LONDON The information provided to me so far about the ARM-Xilinx programmable systems collaboration was long on canned quotes and short on detail which of course leads to all sorts of questions and speculations.
From where I am sitting it seems a fairly important announcement. ARM has worked with programmable logic vendors in the past, such as Atmel and Actel, but in heavily prescriptive ways. There have even been versions of older ARM processor cores that could be synthesized and smeared across FPGAs, although in general that was not considered a useful strategy; throwing away the power savings associated with ARM processor cores.
With the latest announcement ARM and Xilinx seem to be getting pretty strategic with each other. Xilinx gets the option to use the whole Cortex range from M0 to A9 (we think) and the two companies will work together on defining the next-generation AMBA bus, so it can be deployed on future FPGAs.
I am sure neither party would want to say that the deal is exclusive but it looks to me like ARM is backing Xilinx and Xilinx is backing ARM to deliver the future of multiprocessor-plus-FPGA-fabric programmable platforms.
ARM provides the processor and the software canon that covers applications from consumer and automotive to industrial. Xilinx provides the peripheral and communications functions, flexibility and reduced IC development cost compared with system-on-chip. This is vital for all those applications that are not expected to go to iPhone-like volumes.

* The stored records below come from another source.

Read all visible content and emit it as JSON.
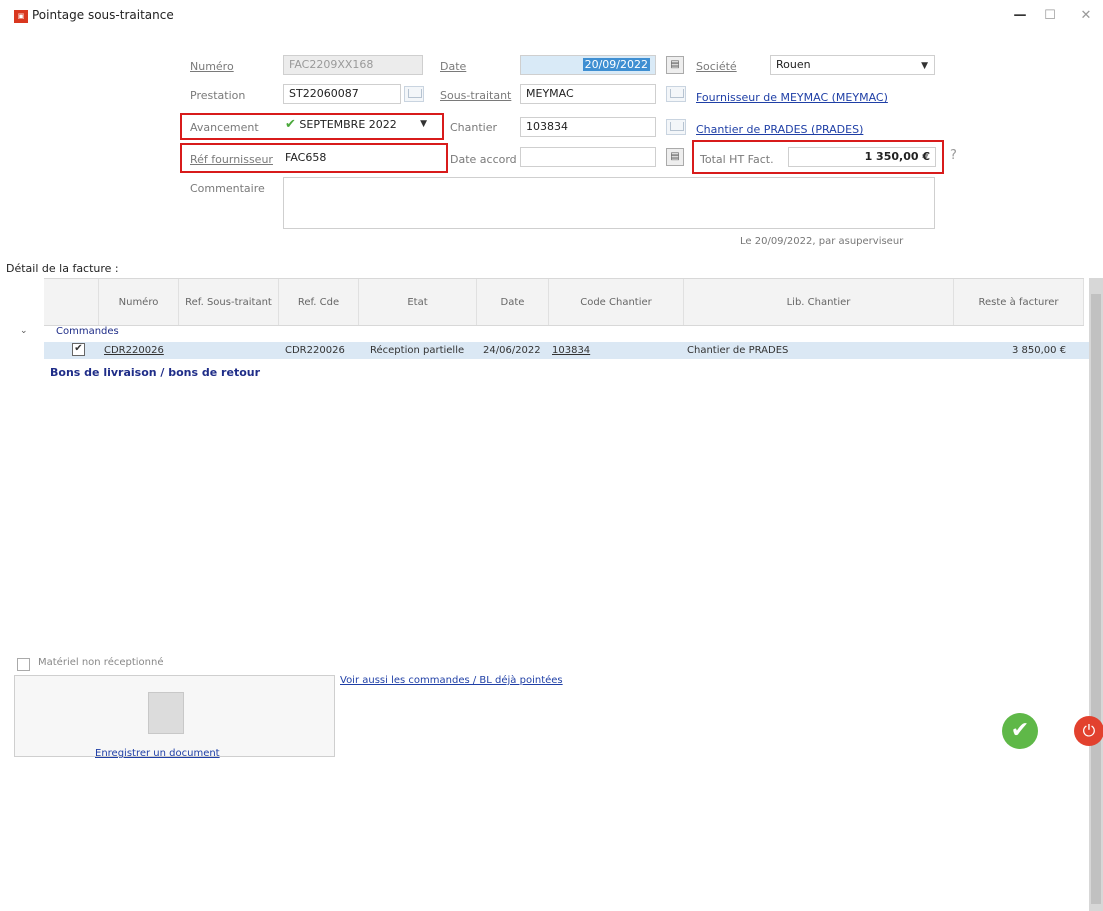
{
  "window": {
    "title": "Pointage sous-traitance",
    "app_icon": "app-icon"
  },
  "form": {
    "numero_label": "Numéro",
    "numero_value": "FAC2209XX168",
    "date_label": "Date",
    "date_value": "20/09/2022",
    "societe_label": "Société",
    "societe_value": "Rouen",
    "prestation_label": "Prestation",
    "prestation_value": "ST22060087",
    "sous_traitant_label": "Sous-traitant",
    "sous_traitant_value": "MEYMAC",
    "fournisseur_link": "Fournisseur de MEYMAC (MEYMAC)",
    "avancement_label": "Avancement",
    "avancement_value": "SEPTEMBRE 2022",
    "chantier_label": "Chantier",
    "chantier_value": "103834",
    "chantier_link": "Chantier de PRADES (PRADES)",
    "ref_fournisseur_label": "Réf fournisseur",
    "ref_fournisseur_value": "FAC658",
    "date_accord_label": "Date accord",
    "date_accord_value": "",
    "total_ht_label": "Total HT Fact.",
    "total_ht_value": "1 350,00 €",
    "commentaire_label": "Commentaire",
    "commentaire_value": "",
    "audit": "Le 20/09/2022, par asuperviseur"
  },
  "detail": {
    "title": "Détail de la facture :",
    "columns": [
      "Numéro",
      "Ref. Sous-traitant",
      "Ref. Cde",
      "Etat",
      "Date",
      "Code Chantier",
      "Lib. Chantier",
      "Reste à facturer"
    ],
    "group_commandes": "Commandes",
    "rows": [
      {
        "numero": "CDR220026",
        "ref_st": "",
        "ref_cde": "CDR220026",
        "etat": "Réception partielle",
        "date": "24/06/2022",
        "code_chantier": "103834",
        "lib_chantier": "Chantier de PRADES",
        "reste": "3 850,00 €"
      }
    ],
    "group_bons": "Bons de livraison / bons de retour"
  },
  "footer": {
    "materiel_label": "Matériel non réceptionné",
    "voir_aussi_link": "Voir aussi les commandes / BL déjà pointées",
    "doc_label": "Enregistrer un document"
  },
  "colors": {
    "accent_blue": "#3f8fd2",
    "red_highlight": "#d81b1b",
    "ok_green": "#5fb848"
  }
}
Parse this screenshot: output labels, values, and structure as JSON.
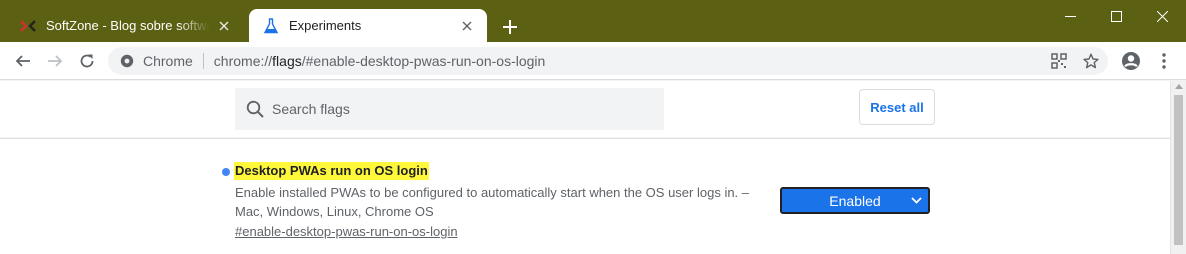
{
  "browser": {
    "tabs": [
      {
        "title": "SoftZone - Blog sobre software, trucos y",
        "active": false,
        "favicon": "softzone-icon"
      },
      {
        "title": "Experiments",
        "active": true,
        "favicon": "flask-icon"
      }
    ],
    "omnibox": {
      "chip": "Chrome",
      "url_prefix": "chrome://",
      "url_bold": "flags",
      "url_suffix": "/#enable-desktop-pwas-run-on-os-login"
    }
  },
  "flags_page": {
    "search_placeholder": "Search flags",
    "reset_label": "Reset all",
    "flag": {
      "name": "Desktop PWAs run on OS login",
      "description": "Enable installed PWAs to be configured to automatically start when the OS user logs in. – Mac, Windows, Linux, Chrome OS",
      "link": "#enable-desktop-pwas-run-on-os-login",
      "selected_option": "Enabled"
    }
  },
  "colors": {
    "titlebar": "#5c6012",
    "accent": "#1a73e8",
    "highlight": "#fff83a"
  }
}
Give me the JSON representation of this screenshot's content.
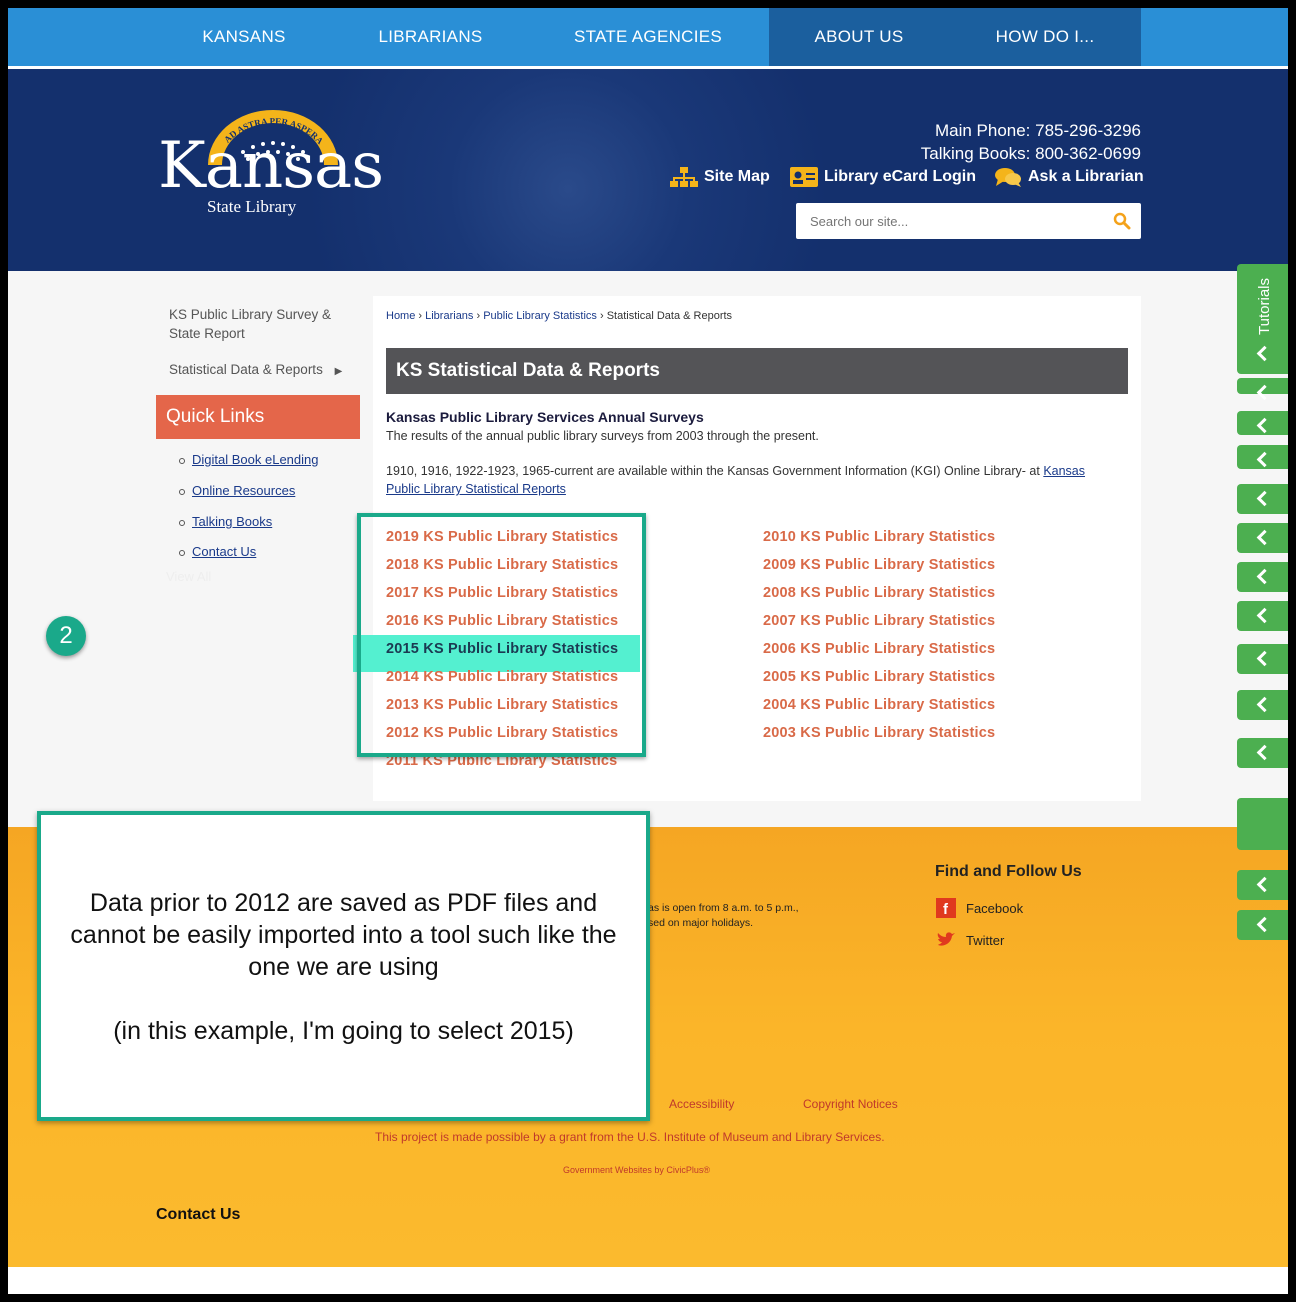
{
  "nav": {
    "items": [
      "KANSANS",
      "LIBRARIANS",
      "STATE AGENCIES",
      "ABOUT US",
      "HOW DO I..."
    ]
  },
  "header": {
    "logo_arc_text": "AD ASTRA PER ASPERA",
    "logo_word": "Kansas",
    "logo_sub": "State Library",
    "main_phone": "Main Phone: 785-296-3296",
    "talking_books": "Talking Books: 800-362-0699",
    "links": [
      "Site Map",
      "Library eCard Login",
      "Ask a Librarian"
    ],
    "search_placeholder": "Search our site..."
  },
  "sidebar": {
    "items": [
      "KS Public Library Survey & State Report",
      "Statistical Data & Reports"
    ],
    "quick_links_title": "Quick Links",
    "quick_links": [
      "Digital Book eLending",
      "Online Resources",
      "Talking Books",
      "Contact Us"
    ],
    "view_all": "View All"
  },
  "breadcrumb": [
    "Home",
    "Librarians",
    "Public Library Statistics",
    "Statistical Data & Reports"
  ],
  "page_title": "KS Statistical Data & Reports",
  "subheading": "Kansas Public Library Services Annual Surveys",
  "intro": "The results of the annual public library surveys from 2003 through the present.",
  "kgi_text": "1910, 1916, 1922-1923, 1965-current are available within the Kansas Government Information (KGI) Online Library- at ",
  "kgi_link": "Kansas Public Library Statistical Reports",
  "stats_left": [
    "2019 KS Public Library Statistics",
    "2018 KS Public Library Statistics",
    "2017 KS Public Library Statistics",
    "2016 KS Public Library Statistics",
    "2015 KS Public Library Statistics",
    "2014 KS Public Library Statistics",
    "2013 KS Public Library Statistics",
    "2012 KS Public Library Statistics",
    "2011 KS Public Library Statistics"
  ],
  "stats_right": [
    "2010 KS Public Library Statistics",
    "2009 KS Public Library Statistics",
    "2008 KS Public Library Statistics",
    "2007 KS Public Library Statistics",
    "2006 KS Public Library Statistics",
    "2005 KS Public Library Statistics",
    "2004 KS Public Library Statistics",
    "2003 KS Public Library Statistics"
  ],
  "tabs": {
    "label": "Tutorials"
  },
  "annotation": {
    "step": "2",
    "line1": "Data prior to 2012 are saved as PDF files and cannot be easily imported into a tool such like the one we are using",
    "line2": "(in this example, I'm going to select 2015)"
  },
  "footer": {
    "follow_title": "Find and Follow Us",
    "social": [
      "Facebook",
      "Twitter"
    ],
    "hours_1": "as is open from 8 a.m. to 5 p.m.,",
    "hours_2": "sed on major holidays.",
    "links": [
      "Accessibility",
      "Copyright Notices"
    ],
    "grant": "This project is made possible by a grant from the U.S. Institute of Museum and Library Services.",
    "civic": "Government Websites by CivicPlus®",
    "contact": "Contact Us"
  },
  "colors": {
    "nav": "#2a8fd6",
    "nav_active": "#1b5f9e",
    "header": "#14306d",
    "accent": "#e4664a",
    "stat_link": "#d96a48",
    "annotation": "#1aa98a",
    "footer": "#fbb529",
    "tab": "#4caf50"
  }
}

Such an idea is not new. The industry considered the uniprocessor-plus-FPGA-fabric nearly ten years ago, in the form of companies such as Elixent Ltd. (Bristol, England), spun out of Hewlett-Packard Labs and subsequently acquired by Panasonic. There are other examples, indeed Xilinx has been offering PowerPC plus FPGA fabric ICs, but in general the concept has not seen a lot of take up.